IS fighters are now holding hostages in a house near the Mashta Nour hospital, another near the town's cultural center and a third one close to the Mahdathe school, said the officials.
Bali said some IS snipers have also taken up positions on the roofs of buildings and were randomly firing at people on the streets below.
After the clashes in Kobani broke out, the main Kurdish militia, the People's Protection Units, or YPG, closed the primary border crossing point between Turkey and Tal Abyad for security reasons, said YPG spokesman Redur Khalil.
Simultaneously with the attack on Kobani, IS on Thursday launched the push on Hassakeh, which is jointly controlled by Kurdish fighters and government troops, and captured parts of it.

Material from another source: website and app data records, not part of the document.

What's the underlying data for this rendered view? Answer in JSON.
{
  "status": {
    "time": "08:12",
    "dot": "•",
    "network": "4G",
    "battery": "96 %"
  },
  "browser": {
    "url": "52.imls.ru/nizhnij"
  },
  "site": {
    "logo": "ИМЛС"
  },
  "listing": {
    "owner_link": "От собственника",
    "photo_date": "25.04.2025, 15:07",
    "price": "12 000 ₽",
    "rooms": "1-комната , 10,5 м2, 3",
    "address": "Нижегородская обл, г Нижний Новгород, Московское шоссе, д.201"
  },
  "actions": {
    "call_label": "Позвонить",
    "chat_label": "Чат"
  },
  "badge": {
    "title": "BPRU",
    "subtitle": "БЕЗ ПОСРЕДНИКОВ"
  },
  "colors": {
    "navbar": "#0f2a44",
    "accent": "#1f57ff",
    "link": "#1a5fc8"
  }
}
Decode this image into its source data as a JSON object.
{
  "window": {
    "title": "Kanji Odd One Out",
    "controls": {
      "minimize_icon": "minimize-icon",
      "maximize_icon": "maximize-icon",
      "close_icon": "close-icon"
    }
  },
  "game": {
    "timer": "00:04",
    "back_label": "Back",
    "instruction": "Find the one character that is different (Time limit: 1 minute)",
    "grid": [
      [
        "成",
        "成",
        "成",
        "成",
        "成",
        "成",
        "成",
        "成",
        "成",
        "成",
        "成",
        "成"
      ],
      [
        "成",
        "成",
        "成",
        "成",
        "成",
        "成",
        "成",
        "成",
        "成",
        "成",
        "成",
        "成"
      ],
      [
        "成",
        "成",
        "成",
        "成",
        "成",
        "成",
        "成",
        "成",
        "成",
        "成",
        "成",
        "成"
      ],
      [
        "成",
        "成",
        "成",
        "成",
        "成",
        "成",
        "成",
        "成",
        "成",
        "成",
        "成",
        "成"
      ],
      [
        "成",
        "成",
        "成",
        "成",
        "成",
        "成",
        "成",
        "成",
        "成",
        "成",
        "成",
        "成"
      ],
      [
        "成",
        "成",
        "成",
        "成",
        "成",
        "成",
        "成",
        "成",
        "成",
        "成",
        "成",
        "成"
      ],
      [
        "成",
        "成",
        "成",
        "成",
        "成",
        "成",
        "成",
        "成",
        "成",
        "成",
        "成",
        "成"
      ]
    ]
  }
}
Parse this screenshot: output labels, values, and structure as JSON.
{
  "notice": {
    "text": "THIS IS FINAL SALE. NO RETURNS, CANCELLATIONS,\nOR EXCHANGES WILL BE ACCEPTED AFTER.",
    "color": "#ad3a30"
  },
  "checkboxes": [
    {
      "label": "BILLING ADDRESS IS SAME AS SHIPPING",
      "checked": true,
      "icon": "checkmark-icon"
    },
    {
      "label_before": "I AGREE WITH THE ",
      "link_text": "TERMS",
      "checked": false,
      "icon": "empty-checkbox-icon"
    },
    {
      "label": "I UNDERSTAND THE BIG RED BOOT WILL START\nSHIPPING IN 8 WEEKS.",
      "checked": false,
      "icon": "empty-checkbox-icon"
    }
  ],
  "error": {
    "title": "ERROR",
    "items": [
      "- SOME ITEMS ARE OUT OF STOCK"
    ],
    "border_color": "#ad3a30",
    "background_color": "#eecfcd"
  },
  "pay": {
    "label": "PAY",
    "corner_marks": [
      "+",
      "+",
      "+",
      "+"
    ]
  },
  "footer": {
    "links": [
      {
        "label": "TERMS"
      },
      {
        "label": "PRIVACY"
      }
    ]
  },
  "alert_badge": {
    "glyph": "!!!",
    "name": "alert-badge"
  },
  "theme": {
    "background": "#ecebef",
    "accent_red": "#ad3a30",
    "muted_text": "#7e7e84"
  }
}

SANA said government warplanes attacked IS positions near Hassakeh, killing and wounding dozens of militants. And the director of the Syrian Observatory, Rami Abdurrahman, told the AP on Friday that the U.S.-led coalition has stepped up airstrikes targeting IS positions in and around the town.
"Warplanes and helicopters have been attacking their (IS) hideouts since the early morning," Hassakeh governor Mohammed Zaal al-Ali told state Syrian TV on Friday. He called on residents who fled the fighting to safer areas to return to their homes, saying that "the situation today is better than yesterday."
"There is relative quiet in Hassakeh tonight," Kurdish defense official Nasser Haj Mansour told the AP. He said of the town's 20 neighborhoods, IS fighters operated in just two.
The simultaneous attacks on Kobani and Hassakeh underscores a well-known IS strategy — in June last year, the group launched a blitz, capturing large parts of both Syria and Iraq and subsequently declared an Islamic caliphate on the territory under its control. A major IS attack was widely expected during Ramadan, now in its second week.
The attacks followed an audio message by IS spokesman Abu Muhammad al-Adnani, who urged Sunni Muslims to use the holy month of dawn-to-dusk fasting and piety to wage jihad and seek martyrdom.
"Blessed be the one who spends Ramadan conquering for God's sake and lucky is the one who is selected and taken as a martyr by God during this month," he said in the Tuesday audio message.
"You Muslims, take the initiative and rush to jihad, rise up you mujahideen everywhere, push forward and make Ramadan a month of calamities for the nonbelievers."
Meanwhile, the pan Arabic satellite TV station Al-Jazeera reported on Friday that its cameraman Mohammed al-Assfar was killed while covering fighting between Syrian troops and rebels in the southern city of Daraa, the birthplace of the uprising against Syrian President Bashar Assad in March 2011.
Associated Press writer Bassem Mroue contributed to this report.